In Monster, LLC v. Superior Court of Los Angeles County, 2017 Cal.App. LEXIS 570 (June 21, 2017), the California Court of Appeal for Second Appellate District, Division Seven, issued a Writ of Mandate directing the Los Angeles Superior Court to set aside its ruling denying a right to a jury trial on a cross-complaint when attorney’s fees were the only element of damage.

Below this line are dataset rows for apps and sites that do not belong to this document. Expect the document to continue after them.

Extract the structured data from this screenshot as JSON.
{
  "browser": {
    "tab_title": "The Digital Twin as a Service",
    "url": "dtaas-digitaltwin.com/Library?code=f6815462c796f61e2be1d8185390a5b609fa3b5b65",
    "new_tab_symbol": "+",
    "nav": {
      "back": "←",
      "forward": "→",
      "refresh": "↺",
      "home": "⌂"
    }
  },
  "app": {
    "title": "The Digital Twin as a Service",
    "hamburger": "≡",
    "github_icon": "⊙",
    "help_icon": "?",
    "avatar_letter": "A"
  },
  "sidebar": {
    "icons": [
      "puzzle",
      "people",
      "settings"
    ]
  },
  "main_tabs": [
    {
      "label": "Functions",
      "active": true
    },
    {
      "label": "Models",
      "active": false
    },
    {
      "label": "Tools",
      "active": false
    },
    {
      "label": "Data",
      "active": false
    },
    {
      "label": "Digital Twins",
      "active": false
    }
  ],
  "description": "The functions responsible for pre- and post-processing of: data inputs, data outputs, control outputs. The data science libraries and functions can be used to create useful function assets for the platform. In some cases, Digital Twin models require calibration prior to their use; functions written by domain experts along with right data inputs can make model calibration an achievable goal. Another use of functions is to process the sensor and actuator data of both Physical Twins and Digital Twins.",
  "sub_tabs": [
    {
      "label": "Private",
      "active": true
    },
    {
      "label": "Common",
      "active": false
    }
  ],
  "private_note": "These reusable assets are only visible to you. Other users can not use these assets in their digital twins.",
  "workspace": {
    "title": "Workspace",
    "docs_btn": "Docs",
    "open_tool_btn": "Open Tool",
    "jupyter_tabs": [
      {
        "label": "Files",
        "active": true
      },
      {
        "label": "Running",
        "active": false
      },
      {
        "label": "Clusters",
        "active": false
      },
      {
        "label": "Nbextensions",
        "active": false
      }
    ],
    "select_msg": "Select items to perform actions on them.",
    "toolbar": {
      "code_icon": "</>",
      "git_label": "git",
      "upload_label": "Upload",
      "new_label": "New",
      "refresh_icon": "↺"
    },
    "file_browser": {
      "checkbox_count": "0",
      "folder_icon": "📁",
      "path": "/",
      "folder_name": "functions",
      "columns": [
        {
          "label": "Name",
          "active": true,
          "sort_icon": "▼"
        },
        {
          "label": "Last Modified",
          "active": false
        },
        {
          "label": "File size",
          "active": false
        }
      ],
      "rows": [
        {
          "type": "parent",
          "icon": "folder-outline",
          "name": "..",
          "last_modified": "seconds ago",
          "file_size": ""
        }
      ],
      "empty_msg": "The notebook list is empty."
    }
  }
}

Monster, LLC, a leading AV audio equipment company, and its principal, Noel Lee (collectively “Monster”) had entered into licensing agreement with Beats Electronics, LLC (“Beats”), a renowned producer of audio products founded by Andre Young (Dr. Dre) and Jimmy Iovine, to design and manufacture a new line of headphones, including the “Beats by Dre” line. A provision in the licensing agreement granted Beats the right to terminate the agreement if there was a “change in control” of Beats, i.e., a 51 percent change of ownership interest at which time Monster would be required to transfer its ownership rights in all Beats-branded products to Beats, and grant Beats a non-exclusive license to use any intellectual property for those products. A mobile manufacturer, HTC, agreed to purchase 51 percent in Beats for $300 million. Beats notified Monster of the “change in control” and that Beats was terminating the agreement. Within a month after Monster complied with the provisions in the licensing agreement, HTC “loaned” Beats $200 million, which Beats then used to purchase back half of HTC’s 51 percent interest. A few months later, Beats sold its company to Apple for $3 billion.

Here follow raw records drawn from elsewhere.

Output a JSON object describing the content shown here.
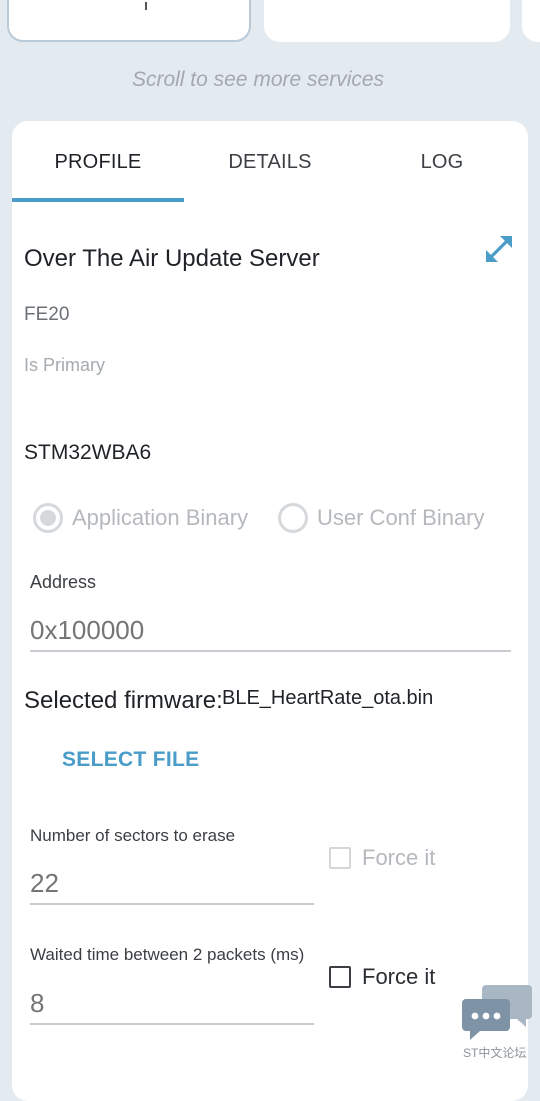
{
  "scroll_hint": "Scroll to see more services",
  "tabs": [
    {
      "label": "PROFILE",
      "selected": true
    },
    {
      "label": "DETAILS",
      "selected": false
    },
    {
      "label": "LOG",
      "selected": false
    }
  ],
  "service": {
    "title": "Over The Air Update Server",
    "uuid": "FE20",
    "primary_label": "Is Primary",
    "board": "STM32WBA6"
  },
  "binary_type": {
    "options": [
      {
        "label": "Application Binary",
        "selected": true,
        "enabled": false
      },
      {
        "label": "User Conf Binary",
        "selected": false,
        "enabled": false
      }
    ]
  },
  "address": {
    "label": "Address",
    "placeholder": "0x100000"
  },
  "firmware": {
    "label": "Selected firmware:",
    "filename": "BLE_HeartRate_ota.bin",
    "select_button": "SELECT FILE"
  },
  "sectors": {
    "label": "Number of sectors to erase",
    "placeholder": "22",
    "force_label": "Force it",
    "force_checked": false,
    "force_enabled": false
  },
  "wait_time": {
    "label": "Waited time between 2 packets (ms)",
    "placeholder": "8",
    "force_label": "Force it",
    "force_checked": false,
    "force_enabled": true
  },
  "watermark": "ST中文论坛",
  "colors": {
    "accent": "#4a9cc9",
    "background": "#e3eaf0",
    "card": "#ffffff"
  },
  "icons": {
    "expand": "expand-icon",
    "chat": "chat-bubbles-icon"
  }
}
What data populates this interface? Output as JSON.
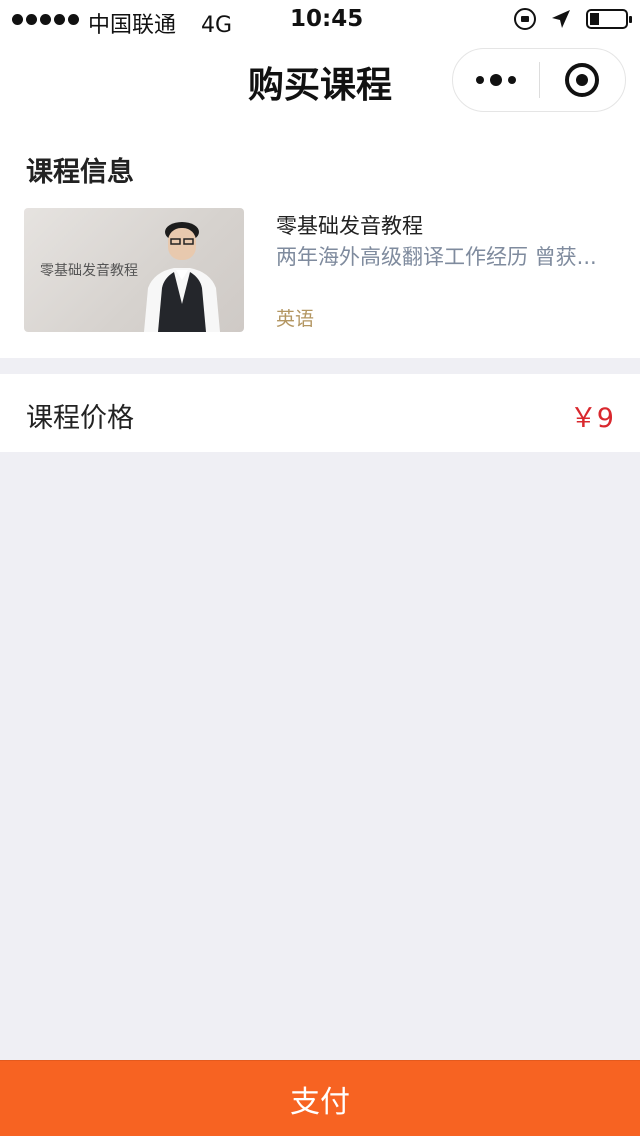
{
  "status_bar": {
    "carrier": "中国联通",
    "network": "4G",
    "time": "10:45"
  },
  "nav": {
    "title": "购买课程"
  },
  "course_info": {
    "section_title": "课程信息",
    "thumbnail_text": "零基础发音教程",
    "name": "零基础发音教程",
    "description": "两年海外高级翻译工作经历 曾获...",
    "tag": "英语"
  },
  "price": {
    "label": "课程价格",
    "value": "￥9"
  },
  "footer": {
    "pay_label": "支付"
  },
  "colors": {
    "accent": "#f76322",
    "price": "#d9282e",
    "tag": "#b39662",
    "description": "#7f8b9e",
    "background": "#efeff4"
  },
  "icons": [
    "signal-icon",
    "lock-rotation-icon",
    "location-arrow-icon",
    "battery-icon",
    "more-icon",
    "target-icon"
  ]
}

Monster brought suit against, inter alia, Beats, contending that Beats engaged in a fraudulent scheme to divest Monster of its interest in Beats and the “Beats by Dre” line of headphones. Beats asserted waiver as an affirmative defense, claiming that Monster’s claims were barred by certain release provisions entered into by and between the parties in subsequent contracts. Beats also filed a cross-complaint against Monster for breaches of contract, setting forth the same position, and contending that Beats was damaged in the form of the attorney’s fees incurred to defend against Monster’s claims.

After summary judgment was granted in favor of Beats on Monster’s complaint, Beats argued that the attorney’s fees demanded as damages in its cross-complaint to enforce the releases and defend against Monster’s complaint should be decided by noticed motion pursuant to Civil Code section 1717, rather than by a jury. Beats argued that section 1717 was applicable because its cross-claims qualified as an action to “enforce the contract” and that section 1717 effectively withdrew the jury right when the damages sought on breach of contract consisted only of attorney’s fees. Monster argued that because Beats was seeking its attorney’s fees as a form of contract damages on its cross-claims, it was entitled to a jury trial on the issue. After briefing, the trial court entered an order denying Monster a jury trial, and directing that the amount of Beat’s attorney’s fees be resolved through noticed motion under Civil Code section 1717.

Monster petitioned the Court of Appeal for a Writ of Mandate directing the trial court to vacate its order, and enter a new order granting a jury trial on the issue of attorney's fees.

The Court of Appeal issued an order to show cause, and thereafter granted the Petition, finding the trial court erred in denying Monster’s right to a jury trial on Beats’ contract damages. The Court of Appeal confirmed that California courts consistently distinguish between attorney’s fees which are sought as a prevailing party, as an incident of a cause of action, and those that are affirmatively sought as damages as part of the cause of action. The Court of Appeal also recognized that the California Constitution affords civil litigants the right to a jury trial in suits seeking to recover damages for breach of contract. The Court of Appeal found that because Beats did not seek to recover its attorney’s fees as prevailing party on the fraud claims alleged in the complaint under section 1717, but rather elected to seek its attorney’s fees as damages on its cross-claims for breach of contract, and because there was no final resolution on Beats’ cross-complaint, Beats’ damages in the form of attorney’s fees were part of the relief sought, which must be pled and proven at trial.

To read the decision, please click here.